Here are five ways operator can entice workers amid today's labor shortage.

While the COVID-19 pandemic seems to be finally coming to an end, challenges remain for restaurant owners. As restrictions lift and business resurges, many restaurants are finding it difficult to attract workers again. The industry now faces a hiring crisis, hindering its ability to keep up with swelling demand.

Roughly 40 percent of U.S. restaurants now say they’re understaffed, often needing to fill around a dozen positions. Workers laid off during the pandemic seem unwilling to come back under the same conditions they left.

While this restaurant hiring shortage is troubling, it’s not a problem without an answer. Here are five ways restaurant owners can entice workers to apply.

1. Offer Competitive Pay and Perks

Many people have pointed to high unemployment insurance and stimulus checks as the source of this issue. While the hiring crisis goes beyond finances, economic incentives are a substantial part of it. If workers can make a similar amount of money from unemployment benefits, they have little incentive to go back to work.

The most straightforward solution to this problem is to raise employee wages and provide more benefits. After such widespread economic pressure, many workers are likely holding out until someone offers them what they need to pay the bills. While this strategy may seem costly at first, competitive pay can also decrease turnover, reducing long-term costs.

Perks like retention bonuses or tuition coverage will also encourage workers to apply. These give potential employees an extra incentive that they can’t find in government support.

2. Enable Flexible Hours

While many people want a reliable source of income, pay isn’t their only consideration. Workers will also look for a job that can work with their schedule, especially after such a tumultuous year. Consequently, offering flexible hours can entice people to apply.

More than 80 percent of hourly workers are willing to work multiple jobs to get the hours they need. Restaurant owners can help these employees by being flexible with their scheduling, enabling them to balance multiple jobs sustainably. This flexibility is especially crucial for people with family members they need to care for.

As the gig economy grows increasingly popular, more workers will value flexibility. It may make scheduling more challenging, but if it attracts more workers, that’s less of an issue.

3. Use Referral Programs

Many restaurant hiring efforts rely on job sites like Indeed or mass hiring events. While these are certainly valuable, businesses should go beyond these methods, too. Referral programs are one of the best ways to reach potential workers that may not otherwise apply for a position.

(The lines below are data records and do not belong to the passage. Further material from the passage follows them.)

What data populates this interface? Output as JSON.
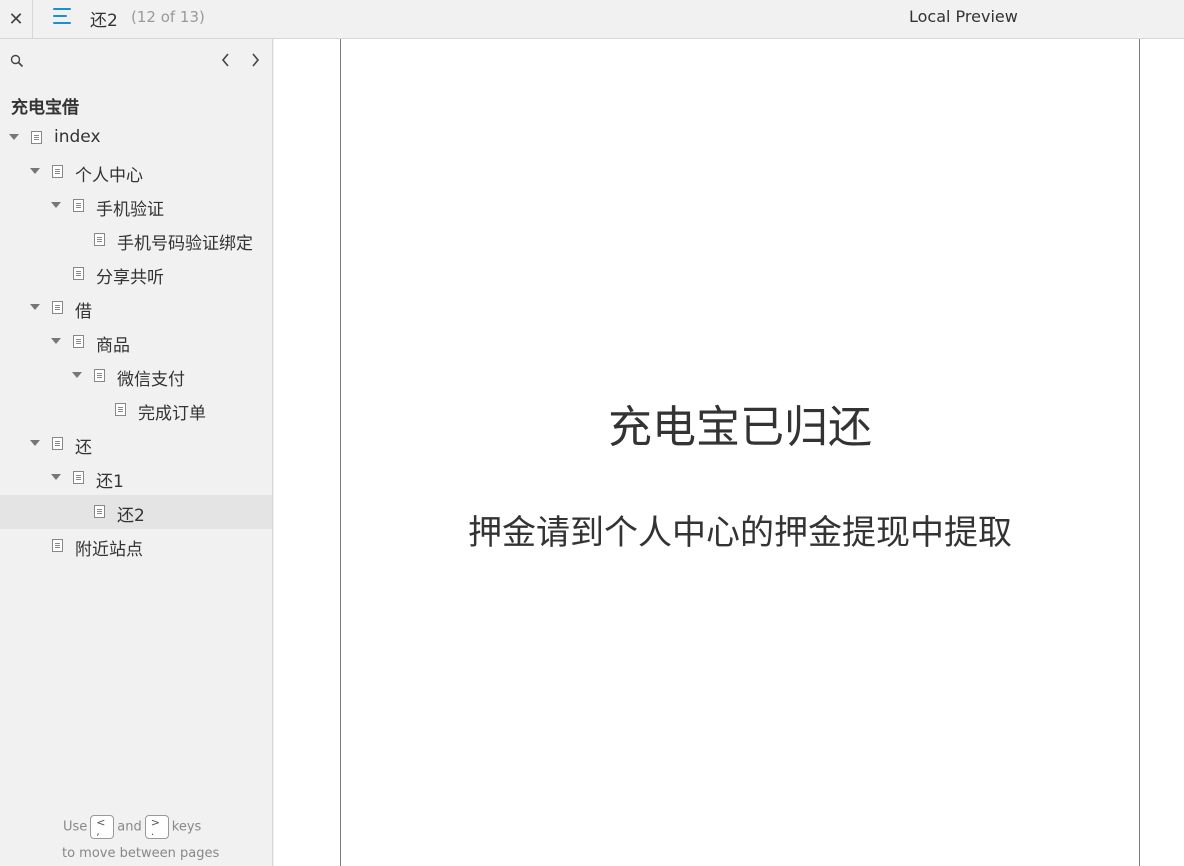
{
  "topbar": {
    "close_glyph": "✕",
    "page_title": "还2",
    "page_count": "(12 of 13)",
    "preview_label": "Local Preview"
  },
  "sidebar": {
    "project_title": "充电宝借",
    "tree": [
      {
        "label": "index",
        "depth": 0,
        "expanded": true,
        "selected": false
      },
      {
        "label": "个人中心",
        "depth": 1,
        "expanded": true,
        "selected": false
      },
      {
        "label": "手机验证",
        "depth": 2,
        "expanded": true,
        "selected": false
      },
      {
        "label": "手机号码验证绑定",
        "depth": 3,
        "expanded": null,
        "selected": false
      },
      {
        "label": "分享共听",
        "depth": 2,
        "expanded": null,
        "selected": false
      },
      {
        "label": "借",
        "depth": 1,
        "expanded": true,
        "selected": false
      },
      {
        "label": "商品",
        "depth": 2,
        "expanded": true,
        "selected": false
      },
      {
        "label": "微信支付",
        "depth": 3,
        "expanded": true,
        "selected": false
      },
      {
        "label": "完成订单",
        "depth": 4,
        "expanded": null,
        "selected": false
      },
      {
        "label": "还",
        "depth": 1,
        "expanded": true,
        "selected": false
      },
      {
        "label": "还1",
        "depth": 2,
        "expanded": true,
        "selected": false
      },
      {
        "label": "还2",
        "depth": 3,
        "expanded": null,
        "selected": true
      },
      {
        "label": "附近站点",
        "depth": 1,
        "expanded": null,
        "selected": false
      }
    ],
    "hint": {
      "use": "Use",
      "prev_key": "<\n,",
      "and": "and",
      "next_key": ">\n.",
      "keys": "keys",
      "line2": "to move between pages"
    }
  },
  "preview": {
    "heading": "充电宝已归还",
    "subtext": "押金请到个人中心的押金提现中提取"
  },
  "colors": {
    "accent": "#1a8fd1",
    "sidebar_bg": "#f1f1f1",
    "selected_bg": "#e4e4e4"
  }
}
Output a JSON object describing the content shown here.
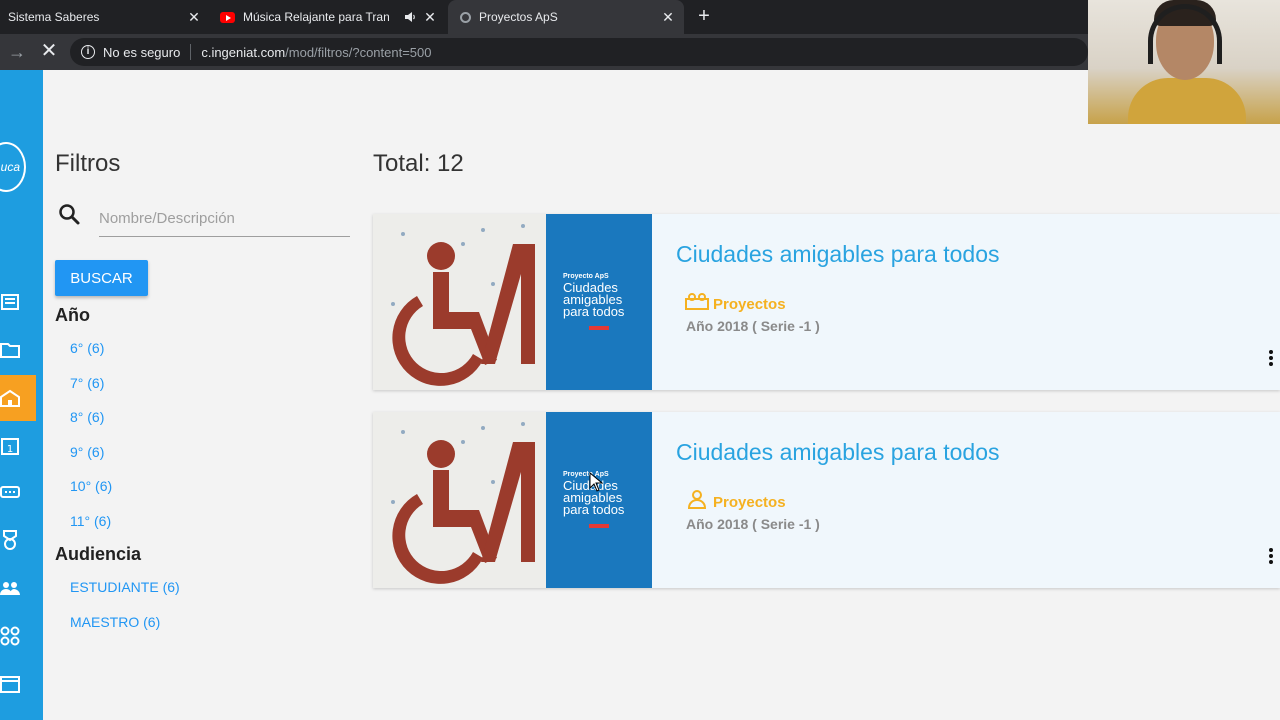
{
  "browser": {
    "tabs": [
      {
        "title": "Sistema Saberes",
        "icon": "page-icon"
      },
      {
        "title": "Música Relajante para Tranq",
        "icon": "youtube-icon"
      },
      {
        "title": "Proyectos ApS",
        "icon": "globe-icon",
        "active": true
      }
    ],
    "security_label": "No es seguro",
    "url_host": "c.ingeniat.com",
    "url_path": "/mod/filtros/?content=500"
  },
  "sidebar": {
    "logo_text": "uca",
    "icons": [
      "news-icon",
      "folder-icon",
      "school-icon",
      "calendar-icon",
      "ticket-icon",
      "medal-icon",
      "users-icon",
      "grid-icon",
      "window-icon"
    ]
  },
  "filters": {
    "heading": "Filtros",
    "search_placeholder": "Nombre/Descripción",
    "search_button": "BUSCAR",
    "year_title": "Año",
    "years": [
      "6° (6)",
      "7° (6)",
      "8° (6)",
      "9° (6)",
      "10° (6)",
      "11° (6)"
    ],
    "audience_title": "Audiencia",
    "audiences": [
      "ESTUDIANTE (6)",
      "MAESTRO (6)"
    ]
  },
  "results": {
    "total_label": "Total: 12",
    "items": [
      {
        "title": "Ciudades amigables para todos",
        "type": "Proyectos",
        "year": "Año 2018 ( Serie -1 )",
        "image_tag": "Proyecto ApS",
        "image_text": [
          "Ciudades",
          "amigables",
          "para todos"
        ]
      },
      {
        "title": "Ciudades amigables para todos",
        "type": "Proyectos",
        "year": "Año 2018 ( Serie -1 )",
        "image_tag": "Proyecto ApS",
        "image_text": [
          "Ciudades",
          "amigables",
          "para todos"
        ]
      }
    ]
  },
  "colors": {
    "sidebar": "#1e9de0",
    "accent_blue": "#2196f3",
    "title_blue": "#29a3e0",
    "orange": "#f5b120",
    "active_orange": "#f7a021",
    "card_bg": "#f0f7fc"
  }
}
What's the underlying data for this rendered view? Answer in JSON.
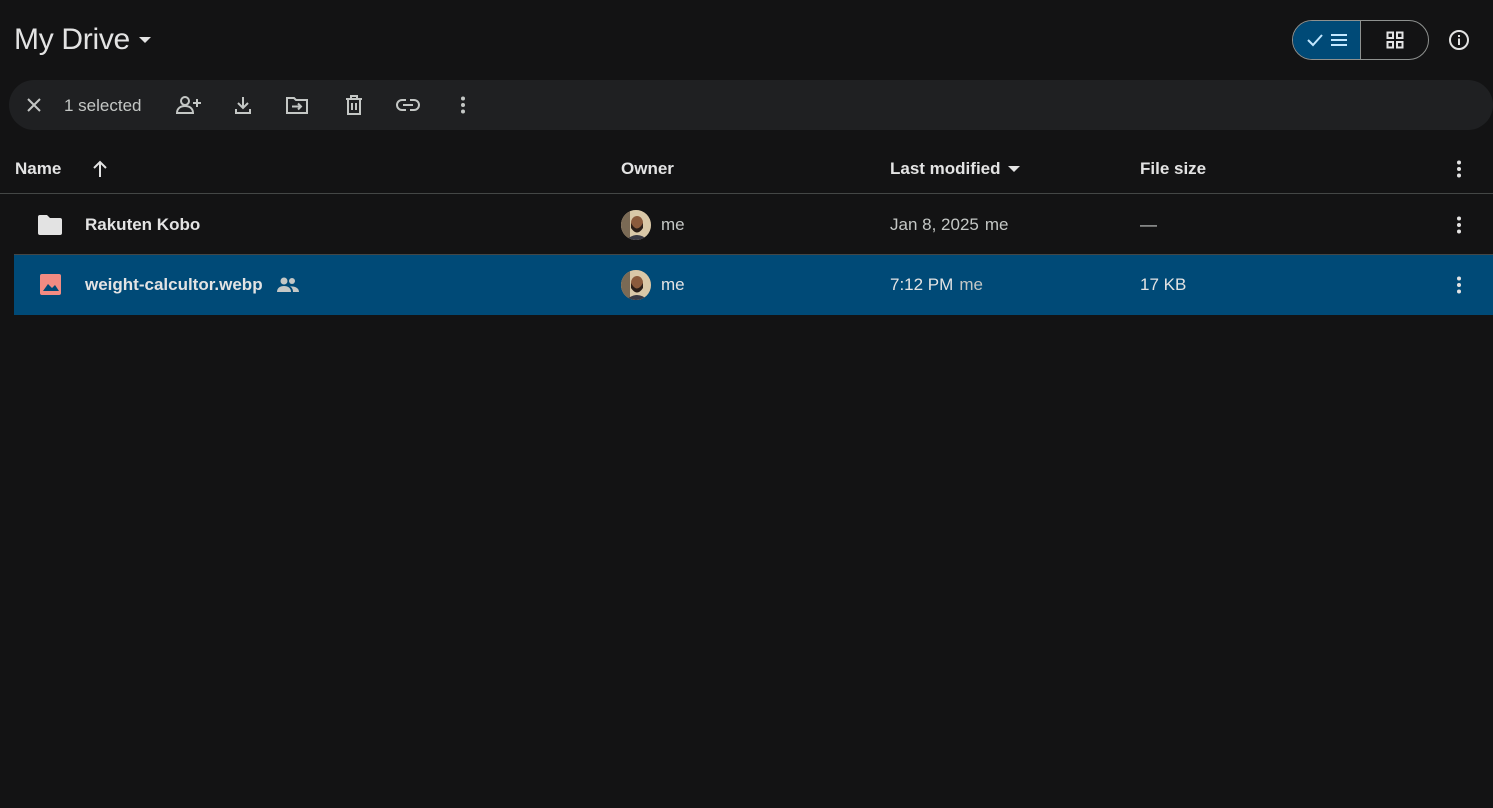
{
  "header": {
    "title": "My Drive",
    "title_dropdown_icon": "arrow-drop-down-icon",
    "view_toggle": {
      "list_view_icon": "list-view-icon",
      "list_check_icon": "check-icon",
      "grid_view_icon": "grid-view-icon",
      "active": "list"
    },
    "info_icon": "info-icon"
  },
  "selection_bar": {
    "count_label": "1 selected",
    "actions": [
      {
        "name": "clear-selection",
        "icon": "close-icon"
      },
      {
        "name": "share",
        "icon": "person-add-icon"
      },
      {
        "name": "download",
        "icon": "download-icon"
      },
      {
        "name": "move",
        "icon": "move-to-folder-icon"
      },
      {
        "name": "trash",
        "icon": "trash-icon"
      },
      {
        "name": "copy-link",
        "icon": "link-icon"
      },
      {
        "name": "more-actions",
        "icon": "more-vert-icon"
      }
    ]
  },
  "table": {
    "columns": {
      "name": "Name",
      "owner": "Owner",
      "last_modified": "Last modified",
      "file_size": "File size"
    },
    "sort": {
      "column": "name",
      "direction": "ascending",
      "icon": "arrow-up-icon"
    },
    "rows": [
      {
        "name": "Rakuten Kobo",
        "type_icon": "folder-icon",
        "shared": false,
        "owner": "me",
        "modified_date": "Jan 8, 2025",
        "modified_by": "me",
        "size": "—",
        "selected": false
      },
      {
        "name": "weight-calcultor.webp",
        "type_icon": "image-icon",
        "shared": true,
        "owner": "me",
        "modified_date": "7:12 PM",
        "modified_by": "me",
        "size": "17 KB",
        "selected": true
      }
    ]
  },
  "colors": {
    "background": "#131314",
    "selection_bar": "#1f2022",
    "selected_row": "#004a77",
    "image_icon": "#f28b82",
    "folder_icon": "#e3e3e3"
  }
}
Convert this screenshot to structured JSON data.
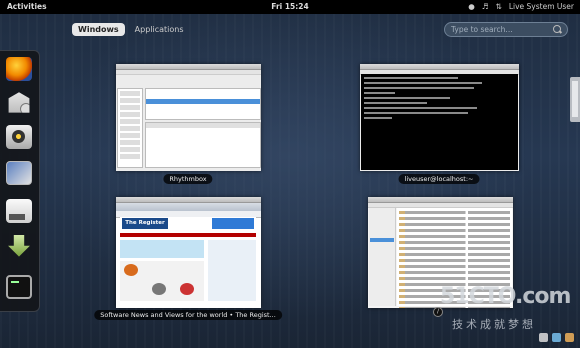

Offering cash incentives for successful referrals entices workers to help expand hiring efforts. These employees may also find applicants who weren’t actively looking for a position or wouldn’t have considered the establishment otherwise. Many restaurants find that workers recruited from referrals are often more productive.

Hiring out of referral programs ensures that new employees already know at least one co-worker. This familiarity can help them adapt quickly and promote a positive work environment. As a result, these hires can be some of a restaurant’s most successful.

4. Foster a Positive Workplace Culture

Many workers may not be eager to return to restaurants because of negative workplace culture. Restaurant owners can combat this and mitigate the hiring crisis by making an effort to promote positivity. One of the most critical parts of this endeavor is fostering empathy within the workplace.

A 2020 survey found that 75 percent of all employees will choose an employer with a strong culture of empathy over one with higher pay. Similarly, 83 percent would consider leaving their current position for one in a more empathetic organization. Restaurant owners should listen to their employees, be flexible and encourage open communication to foster these workplace cultures.

Restaurants’ actions must reflect what they say about their workplace environment. If they say they value empathy and positivity but don’t offer flexible scheduling or listen to employee complaints, it will drive workers away. By contrast, taking these steps to promote positivity can attract people who are tired of negativity in other workplaces.

5. Streamline the Application Process

Restaurant owners should try to make the application process as painless as possible. If it takes too long to apply or the form is too complicated, people may abandon it. Making things easier is more attractive to potential applicants.

Restaurants should also try to respond to applicants earlier. According to hiring website Glassdoor, it takes 10 to 14 days on average for people to hear back about a position. Long waiting periods can drive potential employees away, while a history of quick responses encourages others to apply.

Part of streamlining job applications today is ensuring the process is mobile-friendly. If people can apply from their phones, it’s far more convenient for them, so they’ll be more likely to do so.

Restaurant Staffing Will Have to Adapt

It’s become evident that old restaurant hiring methods are no longer adequate. They must adapt to a changing workforce amid the ongoing hiring crisis. Often, this means offering higher pay and more benefits, promoting a positive work environment, and modernizing application processes.

When restaurant owners embrace these methods, they’ll see positive results. More applicants will come, and they’ll likely stay longer and be more productive.

Emily Newton is the editor-in-chief of Revolutionized Magazine. She has over three years experience writing for the food and beverage industry.

Expert Takes, Feature, Labor & Employees